_Study material_:
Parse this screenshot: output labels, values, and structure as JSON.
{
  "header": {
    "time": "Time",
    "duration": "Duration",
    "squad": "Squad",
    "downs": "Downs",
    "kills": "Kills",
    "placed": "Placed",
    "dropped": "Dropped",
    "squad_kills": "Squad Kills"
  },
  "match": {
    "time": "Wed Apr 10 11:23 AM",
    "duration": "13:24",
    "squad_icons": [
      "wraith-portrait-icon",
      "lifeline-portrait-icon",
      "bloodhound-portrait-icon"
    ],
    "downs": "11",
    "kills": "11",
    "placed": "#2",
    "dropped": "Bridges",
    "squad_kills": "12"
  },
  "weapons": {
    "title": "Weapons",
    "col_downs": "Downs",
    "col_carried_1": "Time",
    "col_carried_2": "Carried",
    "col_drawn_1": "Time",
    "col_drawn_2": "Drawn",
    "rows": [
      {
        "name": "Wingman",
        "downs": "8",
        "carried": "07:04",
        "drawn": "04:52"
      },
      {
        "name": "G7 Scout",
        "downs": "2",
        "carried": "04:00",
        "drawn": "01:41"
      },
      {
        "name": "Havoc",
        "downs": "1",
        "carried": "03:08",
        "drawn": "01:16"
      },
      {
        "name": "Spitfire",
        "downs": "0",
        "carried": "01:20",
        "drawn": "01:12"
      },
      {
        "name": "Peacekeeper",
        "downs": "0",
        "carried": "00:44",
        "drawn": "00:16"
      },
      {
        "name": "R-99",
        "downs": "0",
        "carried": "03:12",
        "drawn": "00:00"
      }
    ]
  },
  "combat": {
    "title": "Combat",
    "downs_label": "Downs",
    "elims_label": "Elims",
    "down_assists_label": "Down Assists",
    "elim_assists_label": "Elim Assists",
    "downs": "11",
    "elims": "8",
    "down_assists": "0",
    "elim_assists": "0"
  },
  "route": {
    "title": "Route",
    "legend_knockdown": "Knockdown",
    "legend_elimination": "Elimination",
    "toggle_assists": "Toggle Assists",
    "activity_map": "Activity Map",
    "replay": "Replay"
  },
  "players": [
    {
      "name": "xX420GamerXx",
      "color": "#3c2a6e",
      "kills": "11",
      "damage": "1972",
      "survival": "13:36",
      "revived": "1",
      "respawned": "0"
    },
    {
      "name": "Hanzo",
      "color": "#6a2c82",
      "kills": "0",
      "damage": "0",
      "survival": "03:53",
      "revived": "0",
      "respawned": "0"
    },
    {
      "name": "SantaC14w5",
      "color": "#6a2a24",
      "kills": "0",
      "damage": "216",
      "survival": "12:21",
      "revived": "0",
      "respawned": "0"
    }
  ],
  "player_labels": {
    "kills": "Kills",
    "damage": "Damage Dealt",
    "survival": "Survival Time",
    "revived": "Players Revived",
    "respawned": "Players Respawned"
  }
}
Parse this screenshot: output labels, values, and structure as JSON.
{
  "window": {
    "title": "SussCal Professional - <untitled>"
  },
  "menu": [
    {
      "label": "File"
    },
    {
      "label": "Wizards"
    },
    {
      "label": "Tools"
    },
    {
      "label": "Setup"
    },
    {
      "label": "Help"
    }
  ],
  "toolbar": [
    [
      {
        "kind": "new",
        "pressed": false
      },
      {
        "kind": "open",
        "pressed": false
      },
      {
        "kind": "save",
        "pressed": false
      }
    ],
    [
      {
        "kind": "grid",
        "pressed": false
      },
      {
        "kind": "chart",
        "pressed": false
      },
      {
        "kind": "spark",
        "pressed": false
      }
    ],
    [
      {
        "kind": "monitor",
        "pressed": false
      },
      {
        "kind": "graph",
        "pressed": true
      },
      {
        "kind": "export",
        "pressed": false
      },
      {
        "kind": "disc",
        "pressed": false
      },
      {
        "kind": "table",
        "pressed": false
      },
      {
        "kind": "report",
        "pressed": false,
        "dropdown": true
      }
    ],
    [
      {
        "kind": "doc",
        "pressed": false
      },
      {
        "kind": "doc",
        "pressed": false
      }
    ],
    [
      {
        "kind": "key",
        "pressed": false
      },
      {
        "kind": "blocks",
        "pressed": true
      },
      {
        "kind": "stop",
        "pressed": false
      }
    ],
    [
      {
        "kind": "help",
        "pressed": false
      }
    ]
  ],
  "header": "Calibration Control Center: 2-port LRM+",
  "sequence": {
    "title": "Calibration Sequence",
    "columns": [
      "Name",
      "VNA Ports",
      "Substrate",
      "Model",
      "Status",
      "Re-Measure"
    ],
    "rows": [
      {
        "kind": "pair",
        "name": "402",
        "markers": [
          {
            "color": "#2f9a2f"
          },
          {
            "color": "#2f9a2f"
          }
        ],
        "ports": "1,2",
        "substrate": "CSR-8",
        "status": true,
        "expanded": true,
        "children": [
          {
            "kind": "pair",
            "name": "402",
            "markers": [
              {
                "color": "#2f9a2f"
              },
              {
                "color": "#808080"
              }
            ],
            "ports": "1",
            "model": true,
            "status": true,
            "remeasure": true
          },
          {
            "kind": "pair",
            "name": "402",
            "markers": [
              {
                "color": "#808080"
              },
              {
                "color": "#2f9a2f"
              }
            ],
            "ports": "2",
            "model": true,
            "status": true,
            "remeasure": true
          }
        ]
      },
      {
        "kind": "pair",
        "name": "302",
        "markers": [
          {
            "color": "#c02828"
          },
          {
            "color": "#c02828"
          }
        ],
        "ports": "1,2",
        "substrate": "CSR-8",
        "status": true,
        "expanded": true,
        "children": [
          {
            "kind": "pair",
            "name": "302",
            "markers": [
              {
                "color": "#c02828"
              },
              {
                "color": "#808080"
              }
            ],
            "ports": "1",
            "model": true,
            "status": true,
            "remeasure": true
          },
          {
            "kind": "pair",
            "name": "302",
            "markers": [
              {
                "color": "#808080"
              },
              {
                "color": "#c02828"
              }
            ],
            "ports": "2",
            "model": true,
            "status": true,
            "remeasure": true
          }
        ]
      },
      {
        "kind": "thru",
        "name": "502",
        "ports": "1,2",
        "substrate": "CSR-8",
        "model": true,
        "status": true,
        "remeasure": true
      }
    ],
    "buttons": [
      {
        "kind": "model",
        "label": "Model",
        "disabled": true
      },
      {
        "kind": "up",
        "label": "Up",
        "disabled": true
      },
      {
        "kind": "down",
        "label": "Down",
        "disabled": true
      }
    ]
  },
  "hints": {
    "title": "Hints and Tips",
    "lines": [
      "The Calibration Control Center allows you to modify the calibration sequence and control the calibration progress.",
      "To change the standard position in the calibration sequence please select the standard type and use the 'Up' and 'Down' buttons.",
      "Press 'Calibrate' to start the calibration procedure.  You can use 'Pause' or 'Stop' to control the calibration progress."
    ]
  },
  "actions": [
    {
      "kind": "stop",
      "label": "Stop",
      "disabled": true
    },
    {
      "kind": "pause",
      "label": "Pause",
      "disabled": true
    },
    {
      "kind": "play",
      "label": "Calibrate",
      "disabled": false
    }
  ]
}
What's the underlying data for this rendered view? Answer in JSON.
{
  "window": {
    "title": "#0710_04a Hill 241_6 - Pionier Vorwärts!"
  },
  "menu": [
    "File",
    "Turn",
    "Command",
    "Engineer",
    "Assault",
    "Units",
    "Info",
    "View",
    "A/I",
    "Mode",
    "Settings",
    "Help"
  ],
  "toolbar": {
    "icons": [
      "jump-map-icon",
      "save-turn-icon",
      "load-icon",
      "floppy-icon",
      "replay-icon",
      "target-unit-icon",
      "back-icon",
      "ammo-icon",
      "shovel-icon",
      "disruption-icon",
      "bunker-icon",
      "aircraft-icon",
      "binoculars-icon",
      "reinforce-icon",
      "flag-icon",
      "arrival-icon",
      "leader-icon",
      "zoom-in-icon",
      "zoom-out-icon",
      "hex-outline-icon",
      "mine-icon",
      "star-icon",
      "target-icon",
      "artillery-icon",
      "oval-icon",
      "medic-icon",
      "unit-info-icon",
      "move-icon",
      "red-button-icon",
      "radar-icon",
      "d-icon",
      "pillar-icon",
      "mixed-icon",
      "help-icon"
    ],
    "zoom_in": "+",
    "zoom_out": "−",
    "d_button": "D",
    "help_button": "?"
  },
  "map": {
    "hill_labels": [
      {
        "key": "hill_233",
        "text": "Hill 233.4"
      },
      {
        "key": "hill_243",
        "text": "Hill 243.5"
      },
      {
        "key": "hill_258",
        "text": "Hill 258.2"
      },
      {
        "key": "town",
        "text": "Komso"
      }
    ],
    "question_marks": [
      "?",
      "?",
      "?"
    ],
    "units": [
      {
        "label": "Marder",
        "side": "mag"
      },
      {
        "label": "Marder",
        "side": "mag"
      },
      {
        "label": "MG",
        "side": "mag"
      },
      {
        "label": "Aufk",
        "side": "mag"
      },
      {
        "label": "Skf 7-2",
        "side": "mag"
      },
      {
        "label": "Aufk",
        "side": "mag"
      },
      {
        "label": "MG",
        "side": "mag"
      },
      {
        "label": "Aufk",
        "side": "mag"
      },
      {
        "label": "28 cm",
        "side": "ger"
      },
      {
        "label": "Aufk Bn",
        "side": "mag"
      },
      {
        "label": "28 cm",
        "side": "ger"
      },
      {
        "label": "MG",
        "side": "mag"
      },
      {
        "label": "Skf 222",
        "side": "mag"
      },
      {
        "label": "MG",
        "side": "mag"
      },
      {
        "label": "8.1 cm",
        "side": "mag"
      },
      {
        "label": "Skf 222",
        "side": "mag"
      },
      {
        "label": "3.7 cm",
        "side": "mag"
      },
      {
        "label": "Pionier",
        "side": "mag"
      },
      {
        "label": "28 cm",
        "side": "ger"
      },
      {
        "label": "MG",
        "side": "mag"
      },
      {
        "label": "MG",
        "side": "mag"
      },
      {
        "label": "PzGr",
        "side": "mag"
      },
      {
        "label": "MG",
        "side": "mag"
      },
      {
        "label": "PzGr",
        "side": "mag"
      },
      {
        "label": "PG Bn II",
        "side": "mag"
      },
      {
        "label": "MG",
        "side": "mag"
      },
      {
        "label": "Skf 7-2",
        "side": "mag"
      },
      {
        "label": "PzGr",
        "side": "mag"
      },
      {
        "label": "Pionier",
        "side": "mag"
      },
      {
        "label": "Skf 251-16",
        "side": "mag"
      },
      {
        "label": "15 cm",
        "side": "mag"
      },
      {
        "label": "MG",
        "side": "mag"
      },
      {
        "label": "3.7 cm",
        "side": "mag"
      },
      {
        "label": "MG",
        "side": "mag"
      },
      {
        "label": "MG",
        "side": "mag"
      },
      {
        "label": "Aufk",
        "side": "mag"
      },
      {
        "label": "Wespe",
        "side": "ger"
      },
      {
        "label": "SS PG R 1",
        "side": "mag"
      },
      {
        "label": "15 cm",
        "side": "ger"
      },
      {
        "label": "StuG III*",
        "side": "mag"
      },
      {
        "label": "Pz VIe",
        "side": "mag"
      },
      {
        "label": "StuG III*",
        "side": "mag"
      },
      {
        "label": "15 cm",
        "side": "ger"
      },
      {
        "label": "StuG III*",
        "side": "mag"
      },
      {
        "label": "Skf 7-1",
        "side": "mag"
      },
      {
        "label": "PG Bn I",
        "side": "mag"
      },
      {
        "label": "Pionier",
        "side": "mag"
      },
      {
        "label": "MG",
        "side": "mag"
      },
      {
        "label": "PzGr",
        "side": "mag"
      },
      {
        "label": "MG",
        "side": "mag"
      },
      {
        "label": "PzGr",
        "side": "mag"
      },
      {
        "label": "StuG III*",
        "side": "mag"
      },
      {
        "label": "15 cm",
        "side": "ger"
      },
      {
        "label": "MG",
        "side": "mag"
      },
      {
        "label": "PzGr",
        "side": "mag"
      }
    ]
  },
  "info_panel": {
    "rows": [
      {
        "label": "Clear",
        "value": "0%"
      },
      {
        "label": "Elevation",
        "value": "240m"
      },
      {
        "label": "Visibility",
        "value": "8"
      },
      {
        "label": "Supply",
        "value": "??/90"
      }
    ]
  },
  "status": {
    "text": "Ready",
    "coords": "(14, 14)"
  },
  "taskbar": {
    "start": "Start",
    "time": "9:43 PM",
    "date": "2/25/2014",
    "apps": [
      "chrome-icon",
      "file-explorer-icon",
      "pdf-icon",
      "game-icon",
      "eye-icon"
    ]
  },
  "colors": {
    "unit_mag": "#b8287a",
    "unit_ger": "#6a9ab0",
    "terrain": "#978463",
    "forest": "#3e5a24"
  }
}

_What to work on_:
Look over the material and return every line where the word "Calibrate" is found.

_Finished task_:
      "Press 'Calibrate' to start the calibration procedure.  You can use 'Pause' or 'Stop' to control the calibration progress."
      "label": "Calibrate",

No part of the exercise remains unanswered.